═══ Record extracts ═══

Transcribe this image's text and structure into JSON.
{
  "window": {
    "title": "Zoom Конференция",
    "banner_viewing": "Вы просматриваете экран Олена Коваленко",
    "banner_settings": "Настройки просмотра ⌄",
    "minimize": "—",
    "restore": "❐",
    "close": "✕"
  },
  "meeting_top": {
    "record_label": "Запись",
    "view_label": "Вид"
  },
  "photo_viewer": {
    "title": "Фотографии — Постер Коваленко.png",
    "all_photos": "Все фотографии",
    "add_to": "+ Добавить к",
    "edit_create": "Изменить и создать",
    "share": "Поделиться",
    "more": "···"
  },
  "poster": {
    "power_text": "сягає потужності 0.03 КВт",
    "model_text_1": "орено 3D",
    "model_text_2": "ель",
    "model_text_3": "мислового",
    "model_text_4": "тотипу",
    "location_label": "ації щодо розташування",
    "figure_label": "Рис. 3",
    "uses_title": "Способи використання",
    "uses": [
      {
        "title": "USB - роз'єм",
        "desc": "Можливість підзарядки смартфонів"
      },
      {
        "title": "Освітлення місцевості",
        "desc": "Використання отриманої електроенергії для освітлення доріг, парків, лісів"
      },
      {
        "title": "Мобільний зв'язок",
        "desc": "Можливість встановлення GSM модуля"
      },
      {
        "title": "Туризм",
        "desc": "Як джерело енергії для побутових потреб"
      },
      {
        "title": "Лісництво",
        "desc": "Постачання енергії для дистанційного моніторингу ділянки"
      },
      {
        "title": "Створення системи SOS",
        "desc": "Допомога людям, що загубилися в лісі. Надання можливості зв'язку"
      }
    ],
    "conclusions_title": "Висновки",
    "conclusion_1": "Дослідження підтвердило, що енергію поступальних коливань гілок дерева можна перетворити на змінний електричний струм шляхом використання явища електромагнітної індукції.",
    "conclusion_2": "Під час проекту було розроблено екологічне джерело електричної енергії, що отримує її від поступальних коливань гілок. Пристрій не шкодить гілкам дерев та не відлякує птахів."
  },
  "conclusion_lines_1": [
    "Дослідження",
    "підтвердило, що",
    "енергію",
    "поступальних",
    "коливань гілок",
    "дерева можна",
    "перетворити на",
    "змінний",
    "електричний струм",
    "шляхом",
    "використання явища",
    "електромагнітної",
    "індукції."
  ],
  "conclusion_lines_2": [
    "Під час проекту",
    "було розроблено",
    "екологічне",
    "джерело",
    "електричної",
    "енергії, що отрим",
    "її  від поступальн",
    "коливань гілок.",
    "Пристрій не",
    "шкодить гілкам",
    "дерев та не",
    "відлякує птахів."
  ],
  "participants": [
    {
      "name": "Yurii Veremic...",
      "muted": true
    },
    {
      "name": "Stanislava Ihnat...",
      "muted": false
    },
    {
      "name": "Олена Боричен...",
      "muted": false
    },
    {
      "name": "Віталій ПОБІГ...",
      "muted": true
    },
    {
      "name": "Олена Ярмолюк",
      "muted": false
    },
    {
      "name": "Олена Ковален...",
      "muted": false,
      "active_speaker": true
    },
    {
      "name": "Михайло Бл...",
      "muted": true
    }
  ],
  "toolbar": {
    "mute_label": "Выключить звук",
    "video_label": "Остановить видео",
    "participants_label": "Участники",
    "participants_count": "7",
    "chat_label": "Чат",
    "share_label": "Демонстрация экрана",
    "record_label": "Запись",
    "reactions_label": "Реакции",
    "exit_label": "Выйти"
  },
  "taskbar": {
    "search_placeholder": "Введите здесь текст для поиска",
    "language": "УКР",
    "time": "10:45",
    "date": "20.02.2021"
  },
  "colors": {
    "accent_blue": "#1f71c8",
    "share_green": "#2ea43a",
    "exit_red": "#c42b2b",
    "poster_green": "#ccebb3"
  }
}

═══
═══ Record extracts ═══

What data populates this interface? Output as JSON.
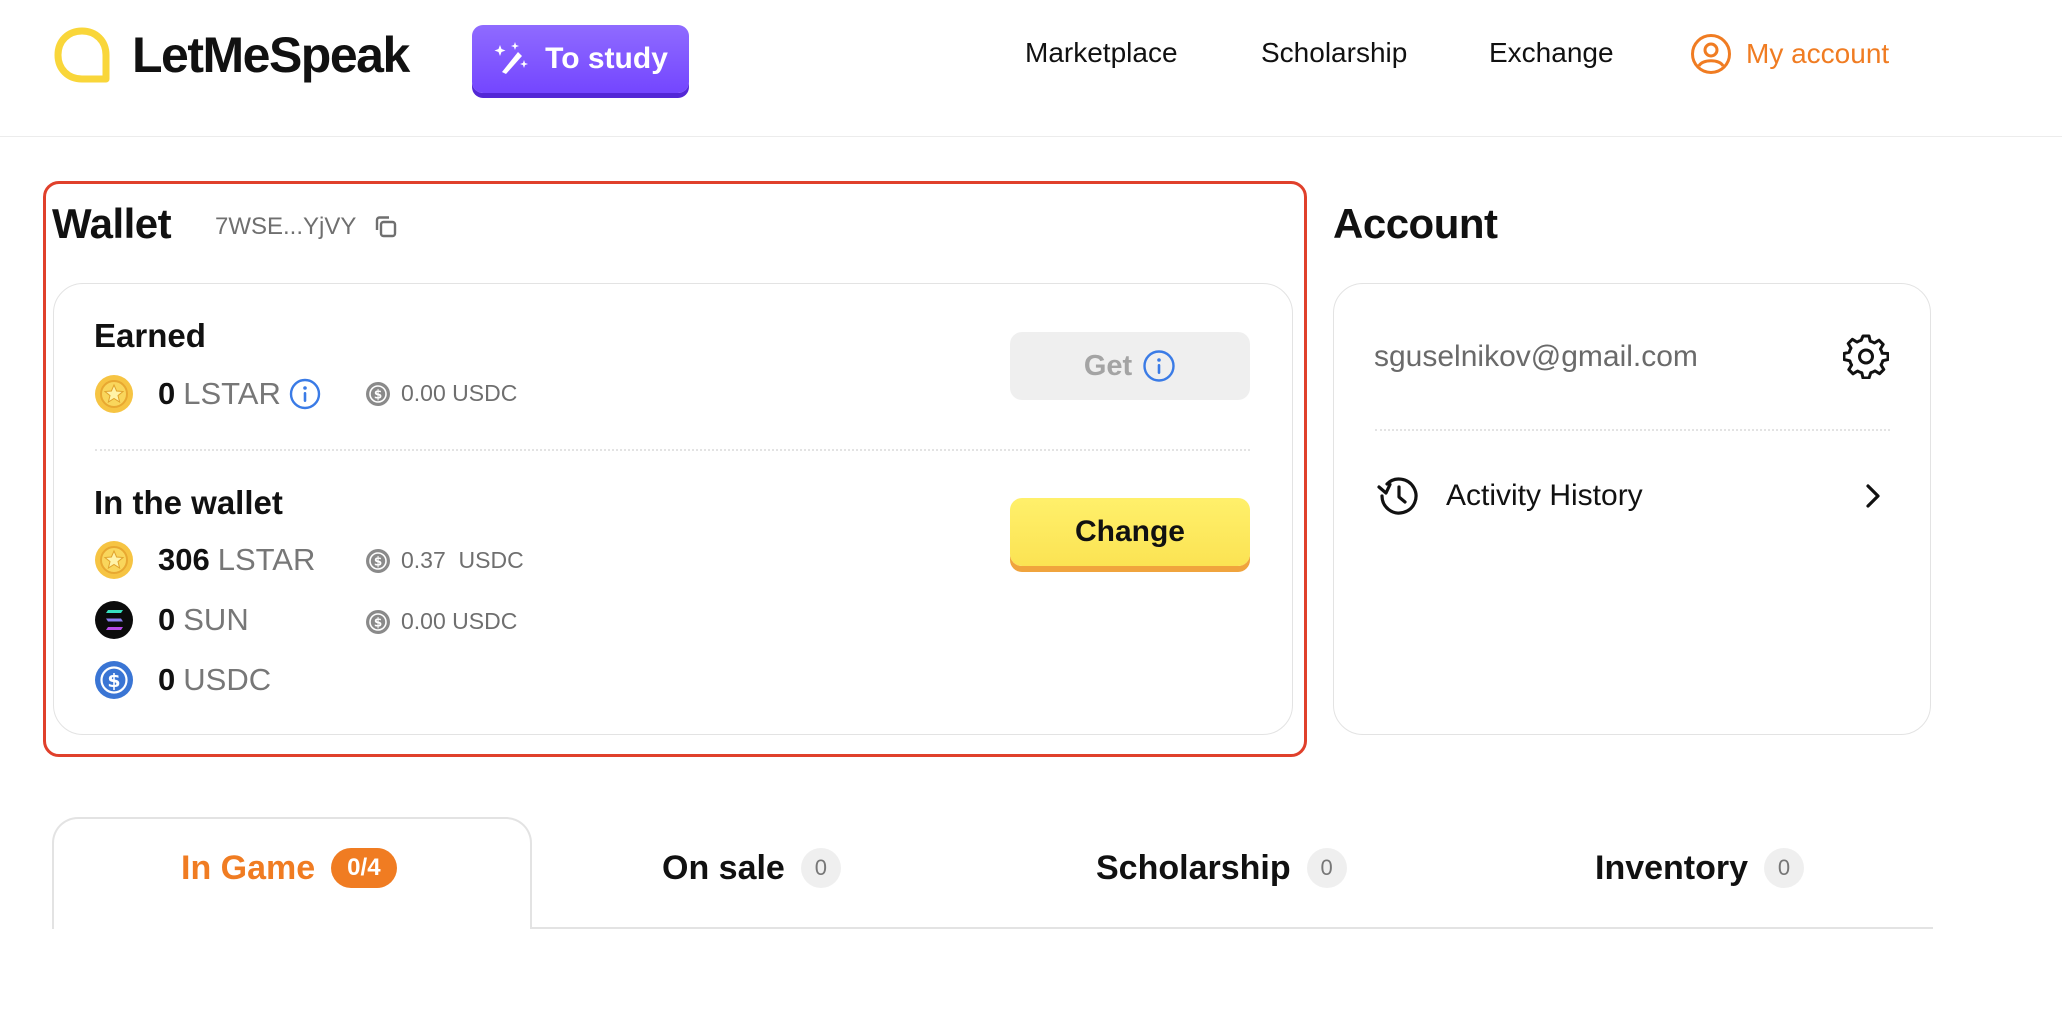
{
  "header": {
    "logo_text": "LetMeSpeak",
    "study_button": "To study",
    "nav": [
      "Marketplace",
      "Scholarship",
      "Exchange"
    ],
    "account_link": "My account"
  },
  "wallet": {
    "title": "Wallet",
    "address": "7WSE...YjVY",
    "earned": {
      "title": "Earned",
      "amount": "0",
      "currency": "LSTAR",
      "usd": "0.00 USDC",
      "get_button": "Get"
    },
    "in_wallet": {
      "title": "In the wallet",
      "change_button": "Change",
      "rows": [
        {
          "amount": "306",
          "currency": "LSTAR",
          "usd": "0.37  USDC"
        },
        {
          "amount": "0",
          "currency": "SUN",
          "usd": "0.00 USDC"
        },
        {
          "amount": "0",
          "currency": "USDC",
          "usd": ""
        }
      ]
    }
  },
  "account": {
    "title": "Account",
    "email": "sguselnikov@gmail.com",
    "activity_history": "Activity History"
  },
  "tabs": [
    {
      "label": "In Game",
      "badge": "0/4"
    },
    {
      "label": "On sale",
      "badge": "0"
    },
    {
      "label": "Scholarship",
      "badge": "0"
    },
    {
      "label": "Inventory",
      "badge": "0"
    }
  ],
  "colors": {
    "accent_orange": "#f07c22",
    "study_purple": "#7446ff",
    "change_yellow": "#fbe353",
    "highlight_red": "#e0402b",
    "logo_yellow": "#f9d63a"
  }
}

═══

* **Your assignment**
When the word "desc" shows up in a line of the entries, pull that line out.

* **Task result**
        "desc": "Можливість підзарядки смартфонів"
        "desc": "Використання отриманої електроенергії для освітлення доріг, парків, лісів"
        "desc": "Можливість встановлення GSM модуля"
        "desc": "Як джерело енергії для побутових потреб"
        "desc": "Постачання енергії для дистанційного моніторингу ділянки"
        "desc": "Допомога людям, що загубилися в лісі. Надання можливості зв'язку"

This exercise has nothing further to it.